Donald Tsang

Public Eye

PUBLISHED : Wednesday, 03 March, 2010, 12:00am
UPDATED : Wednesday, 03 March, 2010, 12:00am

Is this really returning wealth to the people?

Hong Kong's top taxpayer made HK$182 million last year. With that kind of money Public Eye is guessing he probably can do without a government handout of HK$6,000. But he's going to get it anyway, thanks to our financial secretary. It's John Tsang Chun-wah's way of 'returning wealth' to the people. He's returning wealth to his boss, too. Chief Executive Donald Tsang Yam-kuen, who makes about HK$4.5 million a year, will also get HK$6,000. The financial secretary will put HK$6,000 into his own pocket as well. He probably deserves it for all the hard work he's done spreading the wealth. All of Hong Kong's taxpayers - who are among the wealthiest in our society - will each get a rebate of up to HK$6,000. But if you've lost your job or earn too little to qualify as a taxpayer, you're on your own. Tsang won't be returning any wealth to you. Maybe it's because he can't spare the cash. He needs it to return some wealth to the fellow who paid a world-record HK$439 million for a Conduit Road flat. This tycoon, along with all other homeowners - including those with multimillion-dollar flats - will each get up to HK$6,000 from John Tsang, who waived property rates for a year. But if you're too poor to own a home, Tsang won't be returning any wealth to you. Nor will he be returning it to struggling families not poor enough to qualify for welfare or public housing but not rich enough to survive on their own. So if you belong to what's now being dubbed the 'four no's' category - no job, no property, no public housing and no government welfare - you get nothing from Tsang's 'returning wealth' budget. One called up a radio phone-in show wanting to know why he had been excluded from all this wealth-sharing. Tsang told him to go get a job. Now why didn't the caller think of that himself?
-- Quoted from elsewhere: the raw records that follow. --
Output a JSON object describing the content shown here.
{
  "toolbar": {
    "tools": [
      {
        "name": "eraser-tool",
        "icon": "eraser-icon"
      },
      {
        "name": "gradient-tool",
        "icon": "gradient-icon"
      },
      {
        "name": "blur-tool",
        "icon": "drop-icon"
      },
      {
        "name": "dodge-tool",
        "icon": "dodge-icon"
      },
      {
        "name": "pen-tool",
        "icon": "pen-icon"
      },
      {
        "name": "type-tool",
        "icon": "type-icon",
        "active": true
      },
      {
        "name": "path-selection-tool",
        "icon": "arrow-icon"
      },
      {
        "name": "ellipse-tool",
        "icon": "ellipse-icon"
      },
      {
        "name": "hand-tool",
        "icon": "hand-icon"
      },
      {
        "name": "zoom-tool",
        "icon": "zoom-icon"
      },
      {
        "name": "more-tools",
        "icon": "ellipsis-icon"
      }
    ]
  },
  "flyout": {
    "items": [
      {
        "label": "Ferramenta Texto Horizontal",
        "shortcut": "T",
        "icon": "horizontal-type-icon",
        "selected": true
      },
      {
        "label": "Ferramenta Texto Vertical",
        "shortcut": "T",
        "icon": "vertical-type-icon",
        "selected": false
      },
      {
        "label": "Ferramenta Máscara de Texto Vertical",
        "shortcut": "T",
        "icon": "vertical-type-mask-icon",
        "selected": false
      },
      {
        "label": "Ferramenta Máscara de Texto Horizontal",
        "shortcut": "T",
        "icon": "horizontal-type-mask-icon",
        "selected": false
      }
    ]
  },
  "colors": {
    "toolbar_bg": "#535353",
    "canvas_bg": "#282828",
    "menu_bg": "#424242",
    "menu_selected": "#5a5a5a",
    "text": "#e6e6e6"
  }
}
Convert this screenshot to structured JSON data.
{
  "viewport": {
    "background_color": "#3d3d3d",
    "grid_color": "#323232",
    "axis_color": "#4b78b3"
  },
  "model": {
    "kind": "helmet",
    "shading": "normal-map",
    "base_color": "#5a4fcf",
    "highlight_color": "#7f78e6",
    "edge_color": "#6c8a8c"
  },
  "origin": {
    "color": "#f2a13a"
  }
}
Angry rich people? That would never do

So why exactly is our financial secretary handing out the public's money to Hong Kong's top taxpayer, and to that guy who splurged HK$439 million on a Mid-Levels flat? If he wants to return wealth to the people shouldn't he return it only to those who have no wealth and not to those who already have bundles of it? Is it so hard for John Tsang to say that if you own, for example, a HK$30 million flat on The Peak or make HK$10 million a year, you don't deserve a handout? Wouldn't the HK$6,000 that'll be going to some tax-paying tycoon be better spent on one of those frail old ladies who collect discarded cardboard boxes for a living? But thinking up and administering a formula that would screen out the rich folk from public handouts might be too taxing for our bureaucrats. It's hard to think when you're being chauffeur-driven to a long lunch. Besides, the rich folk might get mad. We don't want our bureaucrats shaking in their boots, do we?

Collusion rears its ugly head yet again

If for some silly reason you're still not sure whether our leaders care more about the people or the property developers, then this tale might help clear your mind. The government intends to impose a rule which says that if 80 per cent of an old building's owners sell to a developer, the rest must also sell. The developers are thrilled with this rule. Our legislators - elected by the people to speak for the people - are not. They say the rule is tailor-made to benefit the tycoons. Developers can force holdout owners to sell at rock-bottom prices, put up new flats and charge sky-high prices for them. The legislators passed a motion asking the government to scrap the rule. You could say it was the voice of the people. Did our leaders listen? No. They intend to press on with their plan. What's that word we now use when our leaders are in cahoots with big business? Oh yes, collusion.